You should NOT use the
, (comma) as a proxy for a
CROSS JOIN clause to join your tables. It provides
CROSS JOIN functionality, but at a cost - that of readability, clarity and explicitness - this latter word meaning the quality of being clear and exact (wasn't sure it existed)!
As for your question about "
why the comma" (in the past, but not any more - or, at least, it has fallen out of favour), see the discussion below!
Software spends way more time in maintenance mode than in development more, so it's important that your software be easily read and maintained!
CROSS JOIN can be logically thought of as this (nice image from here):
Another (again helpful) way of looking at this is (same link):
CROSS JOINs have useful, every-day, practical applications!
Consider the following three queries (see the fiddle here):
SELECT * FROM meal, drink;
Result (same for all queries):
Omlette Orange Juice
Fried Egg Coffee
Fried Egg Tea
Fried Egg Orange Juice
Sausage Orange Juice
So, for a dev looking at that query, they might say: "How many fields are there?", "What do these fields do?" or "What is the performance impact of this query?". We are precisely 0% of the way to being explicit!
CROSS JOIN drink;
Slightly clearer - at least we can see from 10,000m that this is a
CROSS JOIN because the term is there in black and white! So, we're ~ 33% of the way to being explicit!
Finally, consider this one (best):
SELECT m.mname, d.dname
FROM meal m
CROSS JOIN drink d;
So, now, we're as explicit as we can be. There's an alternative to this one and that is (sligthly reduces clarity - but is clearer than comma!):
Query 4 (also ran...):
SELECT m.mname, d.dname
FROM meal m
JOIN drink d ON TRUE; -- or 1 = 1;
I would urge you to take a look at this excellent article (Explicit Coding Discipline - the BIG ONE is no. 3):
- Why explicit matters
- Explicit naming
- Avoid tricks in favor of explicit code
- Conclusion (quote below):
The author wraps it up with:
The explicit coding discipline favors clear and explicit expression of
intent in the code.

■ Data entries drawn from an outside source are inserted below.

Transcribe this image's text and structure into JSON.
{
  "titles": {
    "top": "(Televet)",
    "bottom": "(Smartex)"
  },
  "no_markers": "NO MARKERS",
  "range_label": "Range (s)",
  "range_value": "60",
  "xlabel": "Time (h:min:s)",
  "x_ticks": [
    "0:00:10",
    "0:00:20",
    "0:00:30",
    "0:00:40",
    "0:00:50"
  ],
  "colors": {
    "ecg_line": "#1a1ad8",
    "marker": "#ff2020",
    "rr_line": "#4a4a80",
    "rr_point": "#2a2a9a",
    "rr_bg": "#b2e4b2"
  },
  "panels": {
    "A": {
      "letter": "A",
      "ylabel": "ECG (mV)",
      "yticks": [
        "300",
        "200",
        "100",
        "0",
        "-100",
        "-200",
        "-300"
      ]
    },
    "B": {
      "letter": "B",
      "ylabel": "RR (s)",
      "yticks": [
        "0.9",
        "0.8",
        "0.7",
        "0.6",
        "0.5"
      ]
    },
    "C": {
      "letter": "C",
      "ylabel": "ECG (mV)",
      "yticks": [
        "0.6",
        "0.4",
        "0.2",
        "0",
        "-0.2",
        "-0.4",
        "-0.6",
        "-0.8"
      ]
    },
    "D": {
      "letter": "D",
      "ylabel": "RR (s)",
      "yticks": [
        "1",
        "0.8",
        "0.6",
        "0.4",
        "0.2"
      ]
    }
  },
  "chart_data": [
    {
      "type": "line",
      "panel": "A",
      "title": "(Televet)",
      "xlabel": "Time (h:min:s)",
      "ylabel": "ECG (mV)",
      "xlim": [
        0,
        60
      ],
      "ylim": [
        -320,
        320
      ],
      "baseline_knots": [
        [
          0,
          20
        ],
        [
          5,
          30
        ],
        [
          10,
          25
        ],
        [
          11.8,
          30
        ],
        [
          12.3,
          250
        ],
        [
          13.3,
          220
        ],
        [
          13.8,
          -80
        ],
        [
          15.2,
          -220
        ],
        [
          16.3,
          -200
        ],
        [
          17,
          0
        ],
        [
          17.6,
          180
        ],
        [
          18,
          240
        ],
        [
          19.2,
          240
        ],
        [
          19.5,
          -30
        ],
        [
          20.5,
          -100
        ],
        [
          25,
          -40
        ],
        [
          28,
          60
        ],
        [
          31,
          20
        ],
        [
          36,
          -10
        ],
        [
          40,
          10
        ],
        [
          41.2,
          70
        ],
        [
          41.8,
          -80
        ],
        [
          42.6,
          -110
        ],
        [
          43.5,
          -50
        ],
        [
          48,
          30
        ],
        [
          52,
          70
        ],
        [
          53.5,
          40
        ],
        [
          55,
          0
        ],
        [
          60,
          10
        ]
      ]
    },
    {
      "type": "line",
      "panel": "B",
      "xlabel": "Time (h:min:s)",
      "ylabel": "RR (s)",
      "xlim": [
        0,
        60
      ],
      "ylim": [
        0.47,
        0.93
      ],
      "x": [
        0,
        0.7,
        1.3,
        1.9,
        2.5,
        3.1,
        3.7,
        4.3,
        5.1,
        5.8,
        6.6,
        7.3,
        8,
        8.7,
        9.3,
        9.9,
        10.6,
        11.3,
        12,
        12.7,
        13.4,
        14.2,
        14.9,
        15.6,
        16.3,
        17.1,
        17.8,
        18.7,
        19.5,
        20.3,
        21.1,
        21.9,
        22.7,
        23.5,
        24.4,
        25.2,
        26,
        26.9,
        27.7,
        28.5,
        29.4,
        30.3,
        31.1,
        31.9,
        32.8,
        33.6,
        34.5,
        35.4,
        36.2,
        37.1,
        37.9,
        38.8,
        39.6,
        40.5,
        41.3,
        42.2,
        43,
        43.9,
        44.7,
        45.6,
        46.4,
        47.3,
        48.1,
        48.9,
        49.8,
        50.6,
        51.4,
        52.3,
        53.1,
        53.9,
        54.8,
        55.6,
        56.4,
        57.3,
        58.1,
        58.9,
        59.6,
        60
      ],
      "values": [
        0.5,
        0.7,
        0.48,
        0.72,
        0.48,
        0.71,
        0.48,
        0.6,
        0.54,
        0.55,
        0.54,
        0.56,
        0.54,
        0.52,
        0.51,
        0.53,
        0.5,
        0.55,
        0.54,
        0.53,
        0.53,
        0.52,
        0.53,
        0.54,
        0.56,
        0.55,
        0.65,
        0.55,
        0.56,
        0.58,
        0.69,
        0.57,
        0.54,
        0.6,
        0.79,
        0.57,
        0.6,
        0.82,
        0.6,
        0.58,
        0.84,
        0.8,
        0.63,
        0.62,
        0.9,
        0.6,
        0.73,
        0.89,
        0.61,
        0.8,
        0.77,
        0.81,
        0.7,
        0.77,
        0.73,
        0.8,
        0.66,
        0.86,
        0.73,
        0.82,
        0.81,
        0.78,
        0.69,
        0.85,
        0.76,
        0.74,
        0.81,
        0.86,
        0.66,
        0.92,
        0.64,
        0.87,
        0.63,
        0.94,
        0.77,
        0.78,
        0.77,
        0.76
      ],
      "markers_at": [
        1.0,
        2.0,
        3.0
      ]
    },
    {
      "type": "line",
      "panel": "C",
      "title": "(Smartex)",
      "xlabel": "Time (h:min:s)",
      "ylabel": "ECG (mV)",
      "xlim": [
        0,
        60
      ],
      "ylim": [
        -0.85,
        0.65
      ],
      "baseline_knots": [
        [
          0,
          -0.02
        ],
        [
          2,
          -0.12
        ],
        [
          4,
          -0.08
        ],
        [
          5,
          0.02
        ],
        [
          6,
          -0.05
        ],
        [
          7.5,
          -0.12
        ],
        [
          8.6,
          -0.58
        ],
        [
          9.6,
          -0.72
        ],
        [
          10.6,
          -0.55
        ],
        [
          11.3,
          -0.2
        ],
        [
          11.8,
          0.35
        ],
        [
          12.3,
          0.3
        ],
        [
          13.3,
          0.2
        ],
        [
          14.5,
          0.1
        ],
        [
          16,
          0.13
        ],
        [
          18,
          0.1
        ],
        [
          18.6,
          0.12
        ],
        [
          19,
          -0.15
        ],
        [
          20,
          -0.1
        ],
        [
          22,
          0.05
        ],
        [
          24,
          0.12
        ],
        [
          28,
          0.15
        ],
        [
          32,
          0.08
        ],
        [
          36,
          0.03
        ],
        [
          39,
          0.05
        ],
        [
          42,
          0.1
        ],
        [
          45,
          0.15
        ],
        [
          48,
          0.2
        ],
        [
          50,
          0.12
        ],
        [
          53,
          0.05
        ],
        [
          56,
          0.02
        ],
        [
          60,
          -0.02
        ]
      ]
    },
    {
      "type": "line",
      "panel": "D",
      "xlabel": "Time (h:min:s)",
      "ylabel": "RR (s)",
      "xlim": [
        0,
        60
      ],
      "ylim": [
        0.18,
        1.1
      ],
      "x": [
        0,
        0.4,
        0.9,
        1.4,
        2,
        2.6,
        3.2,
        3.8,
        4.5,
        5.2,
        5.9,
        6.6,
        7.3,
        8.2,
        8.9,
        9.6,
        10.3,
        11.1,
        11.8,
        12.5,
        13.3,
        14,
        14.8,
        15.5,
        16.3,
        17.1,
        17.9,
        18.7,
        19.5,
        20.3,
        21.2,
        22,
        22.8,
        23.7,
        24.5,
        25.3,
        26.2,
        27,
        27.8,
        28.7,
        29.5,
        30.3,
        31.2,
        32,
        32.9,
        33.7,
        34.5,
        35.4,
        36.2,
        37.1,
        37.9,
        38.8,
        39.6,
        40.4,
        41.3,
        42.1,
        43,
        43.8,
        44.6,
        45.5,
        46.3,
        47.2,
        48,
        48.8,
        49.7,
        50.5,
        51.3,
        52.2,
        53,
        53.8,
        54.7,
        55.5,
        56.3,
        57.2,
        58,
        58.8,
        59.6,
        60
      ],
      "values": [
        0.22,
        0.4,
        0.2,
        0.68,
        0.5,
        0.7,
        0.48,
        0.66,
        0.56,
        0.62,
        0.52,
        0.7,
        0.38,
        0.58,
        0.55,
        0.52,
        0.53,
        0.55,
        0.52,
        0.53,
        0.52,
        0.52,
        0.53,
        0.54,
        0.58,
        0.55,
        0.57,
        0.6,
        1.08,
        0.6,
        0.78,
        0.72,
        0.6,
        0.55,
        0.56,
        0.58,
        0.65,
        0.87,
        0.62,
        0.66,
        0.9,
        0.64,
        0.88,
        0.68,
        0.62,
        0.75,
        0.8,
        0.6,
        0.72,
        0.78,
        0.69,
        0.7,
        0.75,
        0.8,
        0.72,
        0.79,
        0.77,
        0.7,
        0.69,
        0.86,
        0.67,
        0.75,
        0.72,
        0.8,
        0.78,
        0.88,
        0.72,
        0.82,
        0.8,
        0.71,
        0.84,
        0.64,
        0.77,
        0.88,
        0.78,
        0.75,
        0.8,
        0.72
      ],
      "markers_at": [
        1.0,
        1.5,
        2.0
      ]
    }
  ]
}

It suggests writing meaningful names for variables, functions, classes
and other constructions. It suggests avoiding tricky solutions in
favor of readings and clear intent.
Why the comma?
As for the comma - it's just a syntax, notational thing - probably, if one were designing SQL now, it wouldn't be the first choice (or any choice) as a way to
CROSS JOIN tables. The term
CONCAT JOIN (à la Python syntax...) might be a potential candidate (for an ab initio design) - but it just sounds weird now that we (SQL devs/DBAs) are used to
Also, the separator for various fields in a query is a comma:
SELECT t1.f1, t2.f2
ON t1.k = t2.fk
So, it possibly (before my time...) appeared logical to use it as a table separator also.
The most important thing is clarity of expression, and don't forget that SQL is considerably (~ 20 years) older than Python and that many languages have legacies from their past which might be better off being expunged - but just consider the hiatus going from Python 2 to Python 3 - that has (and continues to) caused major difficulties (for the record, I admire Guido van Rossum for his courage in making that change - broken code...).
The problem for SQL is that it is designed by committee and, at least from my experience, "
courage" is not a trait I would associate with committees! :-) The comma has fallen out of favour and is discouraged by many serious practitioners but it has not (unfortunately) been eliminated with arrival of ANSI
JOINs which are clearer.
p.s. welcome to the forum!